    China has made significant progress in reducing mother-to-child transmission of HIV. Whereas more than 30 percent of infants born to HIV-positive mothers were infected in the early 2000s, by 2014 the figure had fallen to 6.1 percent. But experts have commented that less attention has been paid to congenital syphilis, despite the scale of the issue: 10,757 cases were reported in 2009, compared to just 57 cases of HIV transmission from mother to child in the same year. 

    Reported cases of congenital syphilis more than doubled in China from 2005 to 2009, and in February 2011, the former Ministry of Health (now the National Health and Family Planning Commission) issued a three-pronged strategy for combating mother-to-child transmission of HIV, syphilis, and hepatitis B. A key component of the strategy is free testing and intervention for pregnant women with any of the three conditions.

    The Yibin health and family planning commission said Monday evening that its investigation into the family’s complaint found that the hospital did not fulfill its duties and obligations, which require testing, prompt notification, and treatment. The statement said that the hospital demonstrated serious negligence, and that those found responsible would be disciplined accordingly. It added that the city will commence inspections at all health care service levels to prevent such incidents from recurring.

    The incident points to ongoing concerns about the safety and professionalism of medical services in China, especially when it comes to infectious diseases. Though cases of medical errors or negligence are comparatively rare, they feed the feelings of distrust that many Chinese harbor toward the health care system.

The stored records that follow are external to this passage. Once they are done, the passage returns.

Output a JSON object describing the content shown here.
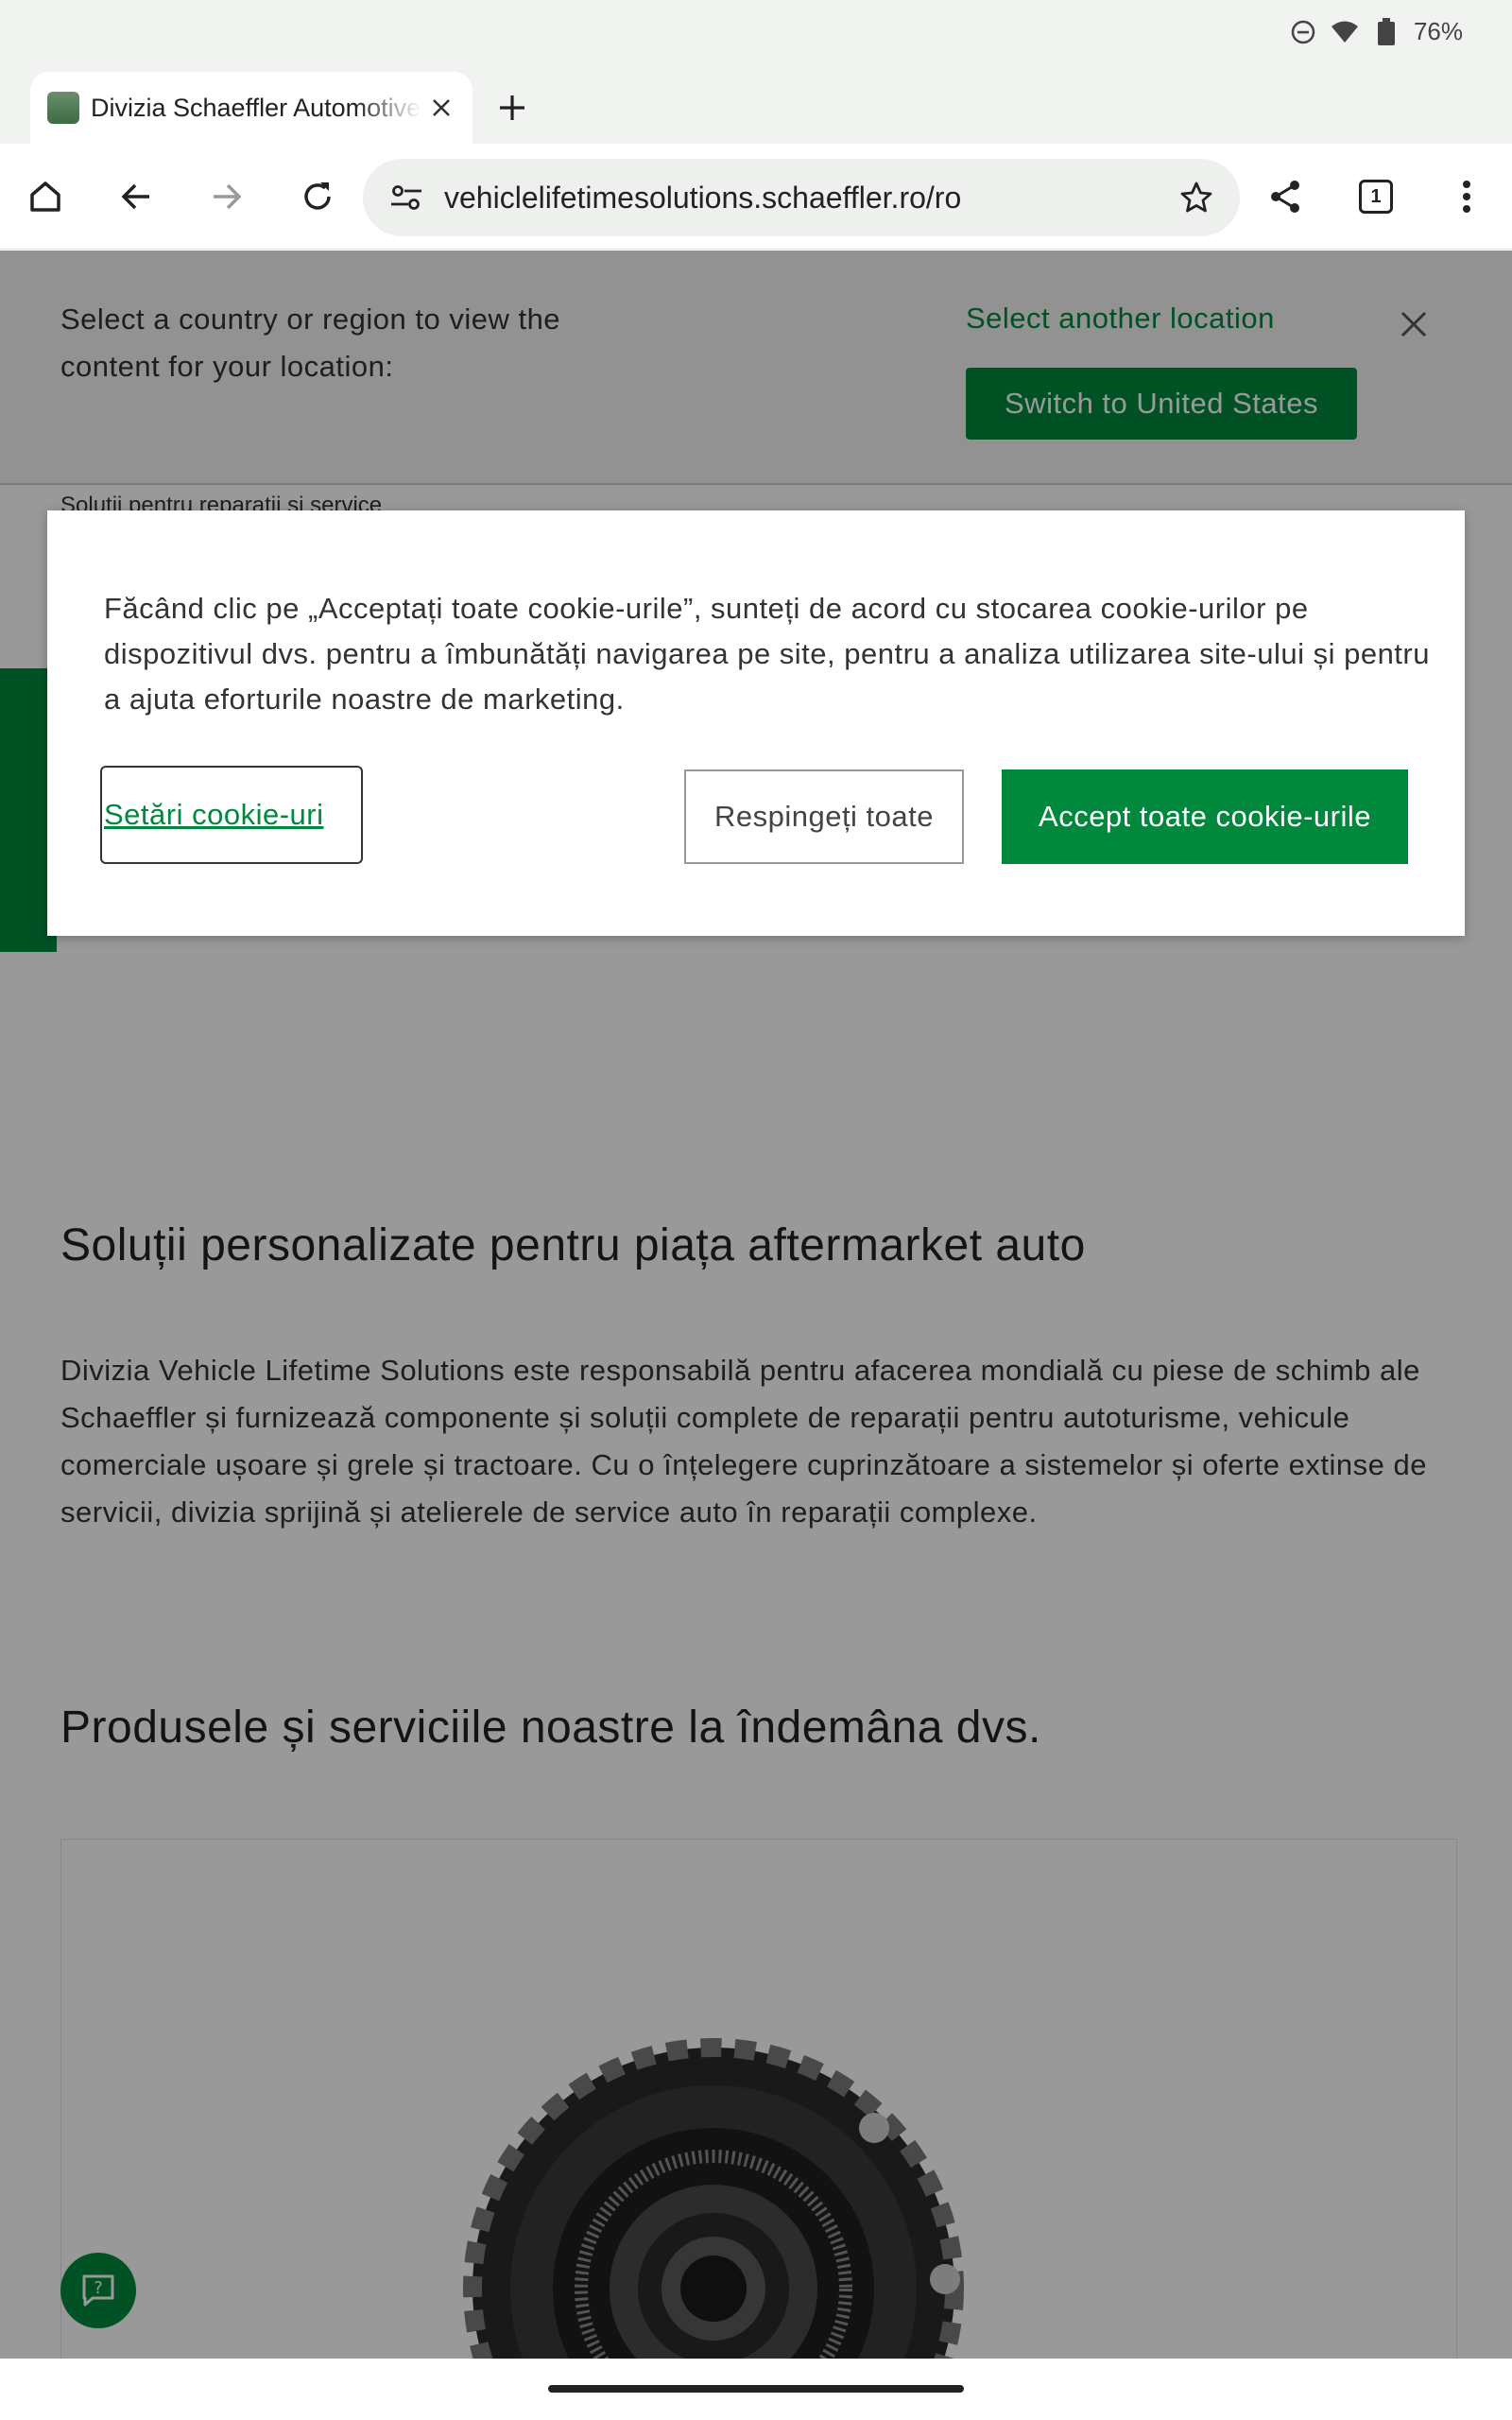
{
  "status_bar": {
    "battery": "76%"
  },
  "browser": {
    "tab_title": "Divizia Schaeffler Automotive",
    "url": "vehiclelifetimesolutions.schaeffler.ro/ro",
    "tab_count": "1"
  },
  "location_banner": {
    "text": "Select a country or region to view the content for your location:",
    "link": "Select another location",
    "switch_button": "Switch to United States"
  },
  "breadcrumb": "Soluții pentru reparații și service",
  "sections": {
    "intro_title": "Soluții personalizate pentru piața aftermarket auto",
    "intro_text": "Divizia Vehicle Lifetime Solutions este responsabilă pentru afacerea mondială cu piese de schimb ale Schaeffler și furnizează componente și soluții complete de reparații pentru autoturisme, vehicule comerciale ușoare și grele și tractoare. Cu o înțelegere cuprinzătoare a sistemelor și oferte extinse de servicii, divizia sprijină și atelierele de service auto în reparații complexe.",
    "products_title": "Produsele și serviciile noastre la îndemâna dvs."
  },
  "cookie_dialog": {
    "text": "Făcând clic pe „Acceptați toate cookie-urile”, sunteți de acord cu stocarea cookie-urilor pe dispozitivul dvs. pentru a îmbunătăți navigarea pe site, pentru a analiza utilizarea site-ului și pentru a ajuta eforturile noastre de marketing.",
    "settings_button": "Setări cookie-uri",
    "reject_button": "Respingeți toate",
    "accept_button": "Accept toate cookie-urile"
  },
  "colors": {
    "brand_green": "#00893d"
  },
  "icons": [
    "dnd-icon",
    "wifi-icon",
    "battery-icon",
    "home-icon",
    "back-icon",
    "forward-icon",
    "reload-icon",
    "site-settings-icon",
    "bookmark-star-icon",
    "share-icon",
    "tab-switcher-icon",
    "more-menu-icon",
    "close-icon",
    "new-tab-icon",
    "chat-feedback-icon"
  ]
}
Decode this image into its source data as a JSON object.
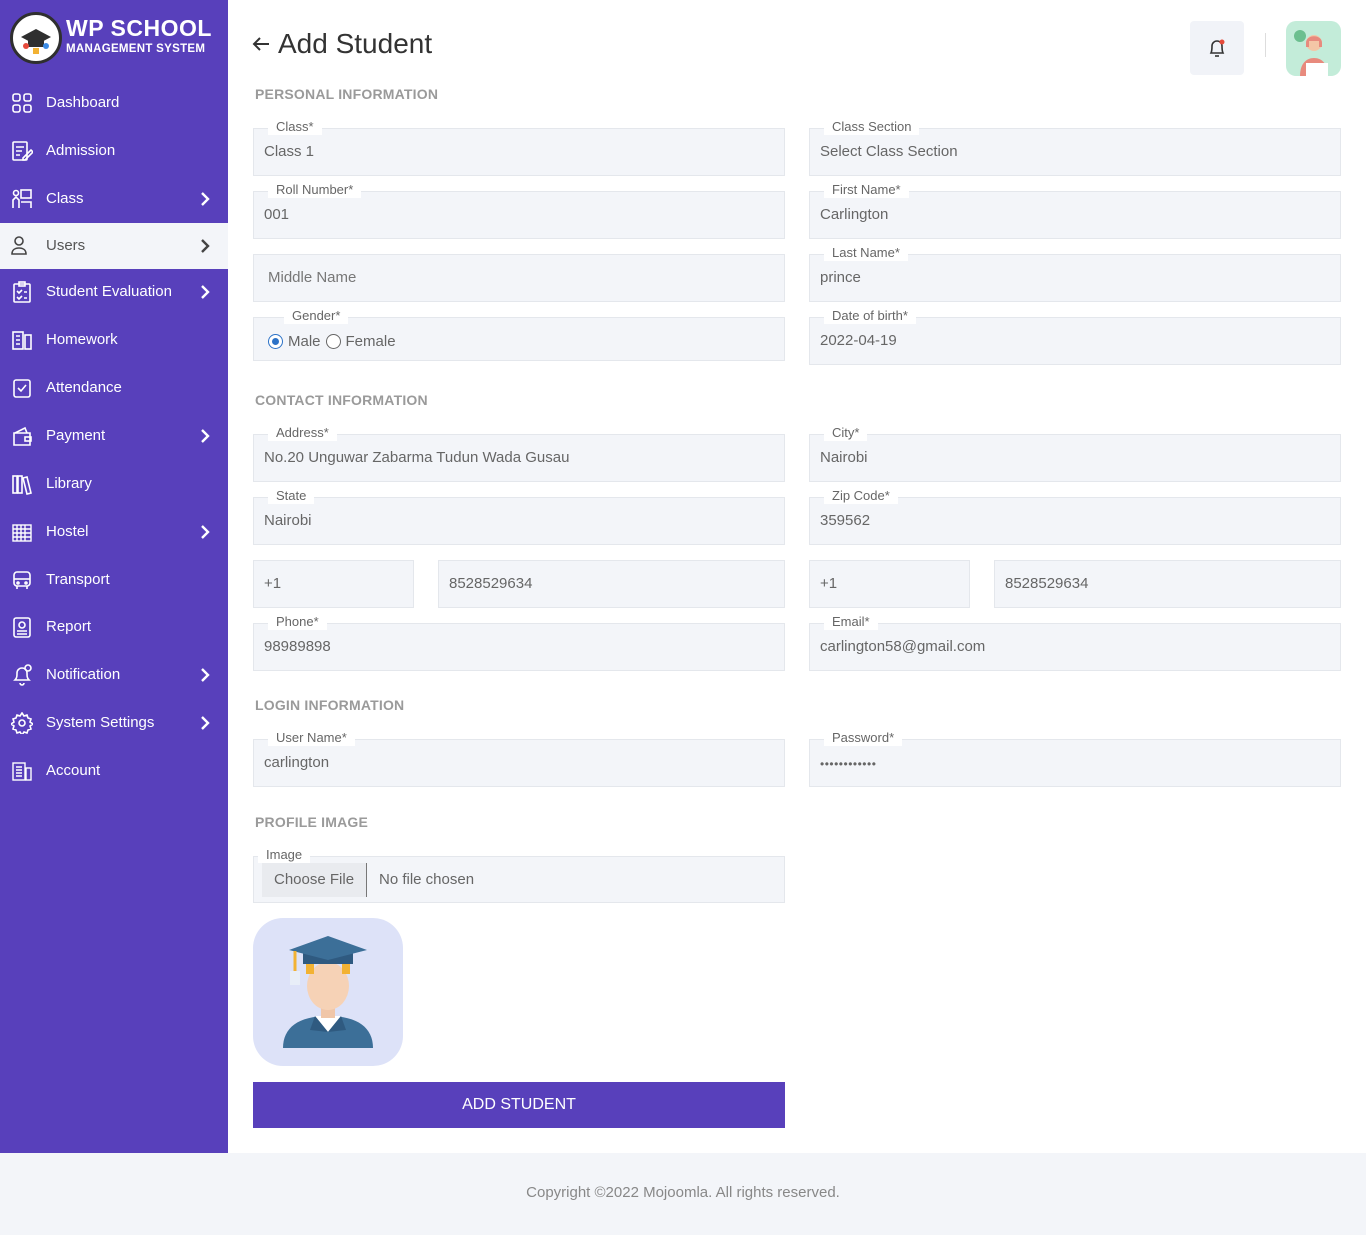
{
  "app": {
    "logo_title": "WP SCHOOL",
    "logo_subtitle": "MANAGEMENT SYSTEM"
  },
  "sidebar": {
    "items": [
      {
        "label": "Dashboard",
        "icon": "dashboard-icon",
        "has_submenu": false
      },
      {
        "label": "Admission",
        "icon": "admission-icon",
        "has_submenu": false
      },
      {
        "label": "Class",
        "icon": "class-icon",
        "has_submenu": true
      },
      {
        "label": "Users",
        "icon": "user-icon",
        "has_submenu": true,
        "active": true
      },
      {
        "label": "Student Evaluation",
        "icon": "evaluation-icon",
        "has_submenu": true
      },
      {
        "label": "Homework",
        "icon": "homework-icon",
        "has_submenu": false
      },
      {
        "label": "Attendance",
        "icon": "attendance-icon",
        "has_submenu": false
      },
      {
        "label": "Payment",
        "icon": "wallet-icon",
        "has_submenu": true
      },
      {
        "label": "Library",
        "icon": "library-icon",
        "has_submenu": false
      },
      {
        "label": "Hostel",
        "icon": "hostel-icon",
        "has_submenu": true
      },
      {
        "label": "Transport",
        "icon": "bus-icon",
        "has_submenu": false
      },
      {
        "label": "Report",
        "icon": "report-icon",
        "has_submenu": false
      },
      {
        "label": "Notification",
        "icon": "notification-icon",
        "has_submenu": true
      },
      {
        "label": "System Settings",
        "icon": "gear-icon",
        "has_submenu": true
      },
      {
        "label": "Account",
        "icon": "account-icon",
        "has_submenu": false
      }
    ]
  },
  "header": {
    "title": "Add Student"
  },
  "sections": {
    "personal": "PERSONAL INFORMATION",
    "contact": "CONTACT INFORMATION",
    "login": "LOGIN INFORMATION",
    "profile": "PROFILE IMAGE"
  },
  "form": {
    "class": {
      "label": "Class*",
      "value": "Class 1"
    },
    "class_section": {
      "label": "Class Section",
      "value": "Select Class Section"
    },
    "roll_number": {
      "label": "Roll Number*",
      "value": "001"
    },
    "first_name": {
      "label": "First Name*",
      "value": "Carlington"
    },
    "middle_name": {
      "placeholder": "Middle Name"
    },
    "last_name": {
      "label": "Last Name*",
      "value": "prince"
    },
    "gender": {
      "label": "Gender*",
      "options": [
        "Male",
        "Female"
      ],
      "selected": "Male"
    },
    "dob": {
      "label": "Date of birth*",
      "value": "2022-04-19"
    },
    "address": {
      "label": "Address*",
      "value": "No.20 Unguwar Zabarma Tudun Wada Gusau"
    },
    "city": {
      "label": "City*",
      "value": "Nairobi"
    },
    "state": {
      "label": "State",
      "value": "Nairobi"
    },
    "zip": {
      "label": "Zip Code*",
      "value": "359562"
    },
    "mobile_code_1": "+1",
    "mobile_number_1": "8528529634",
    "mobile_code_2": "+1",
    "mobile_number_2": "8528529634",
    "phone": {
      "label": "Phone*",
      "value": "98989898"
    },
    "email": {
      "label": "Email*",
      "value": "carlington58@gmail.com"
    },
    "username": {
      "label": "User Name*",
      "value": "carlington"
    },
    "password": {
      "label": "Password*",
      "value": "••••••••••••"
    },
    "image": {
      "label": "Image",
      "button": "Choose File",
      "status": "No file chosen"
    },
    "submit_label": "ADD STUDENT"
  },
  "footer": {
    "copyright": "Copyright ©2022 Mojoomla. All rights reserved."
  }
}
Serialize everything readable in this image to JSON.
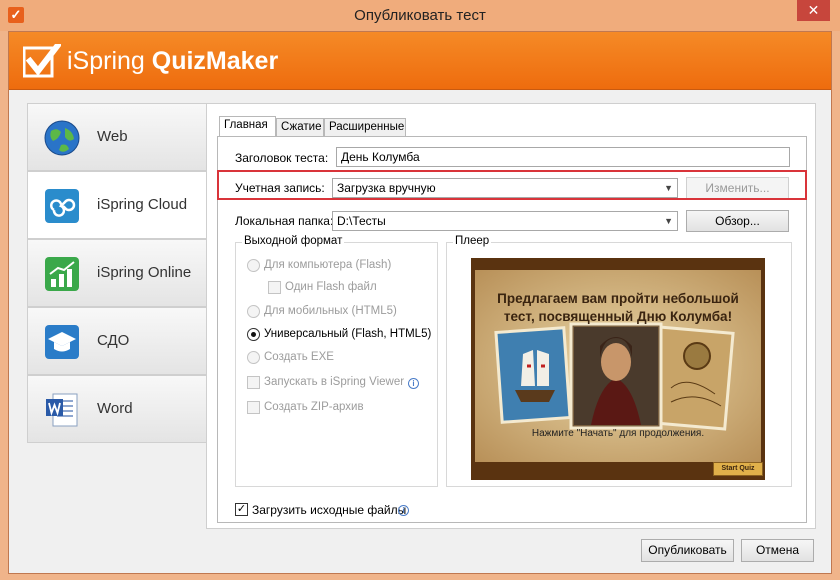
{
  "window": {
    "title": "Опубликовать тест",
    "close_glyph": "✕"
  },
  "banner": {
    "brand_light": "iSpring ",
    "brand_bold": "QuizMaker"
  },
  "sidebar": {
    "items": [
      {
        "label": "Web",
        "icon": "globe-icon"
      },
      {
        "label": "iSpring Cloud",
        "icon": "cloud-icon",
        "active": true
      },
      {
        "label": "iSpring Online",
        "icon": "chart-icon"
      },
      {
        "label": "СДО",
        "icon": "graduation-cap-icon"
      },
      {
        "label": "Word",
        "icon": "word-document-icon"
      }
    ]
  },
  "tabs": [
    "Главная",
    "Сжатие",
    "Расширенные"
  ],
  "form": {
    "title_label": "Заголовок теста:",
    "title_value": "День Колумба",
    "account_label": "Учетная запись:",
    "account_value": "Загрузка вручную",
    "change_button": "Изменить...",
    "folder_label": "Локальная папка:",
    "folder_value": "D:\\Тесты",
    "browse_button": "Обзор..."
  },
  "output_format": {
    "title": "Выходной формат",
    "options": {
      "desktop": "Для компьютера (Flash)",
      "one_flash": "Один Flash файл",
      "mobile": "Для мобильных (HTML5)",
      "universal": "Универсальный (Flash, HTML5)",
      "exe": "Создать EXE",
      "ispring_viewer": "Запускать в iSpring Viewer",
      "zip": "Создать ZIP-архив"
    },
    "selected": "universal"
  },
  "player": {
    "title": "Плеер",
    "slide_title": "Предлагаем вам пройти небольшой тест, посвященный Дню Колумба!",
    "slide_subtitle": "Нажмите \"Начать\" для продолжения.",
    "start_button": "Start Quiz"
  },
  "upload_sources": {
    "label": "Загрузить исходные файлы",
    "checked": true
  },
  "footer": {
    "publish_button": "Опубликовать",
    "cancel_button": "Отмена"
  },
  "colors": {
    "accent": "#ee6c0e",
    "highlight": "#d9343a",
    "titlebar": "#f0ac7c"
  }
}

    In February, officials in eastern China’s Zhejiang province confirmed that the reuse of pipettes at a traditional Chinese medicine hospital had resulted in five individuals contracting HIV. The same month, a case of hepatitis B cross-infection was reported in the eastern province of Shandong. In 2016, a man was offered 100,000 yuan in compensation for being misdiagnosed as HIV-positive more than 10 years earlier.

    Editor: Kevin Schoenmakers.

    (Header image: A hospital staff member stands in a specialized delivery room for pregnant mothers with HIV/AIDS in Kunming, Yunnan province, April 29, 2006. Fu Zhiyong/VCG)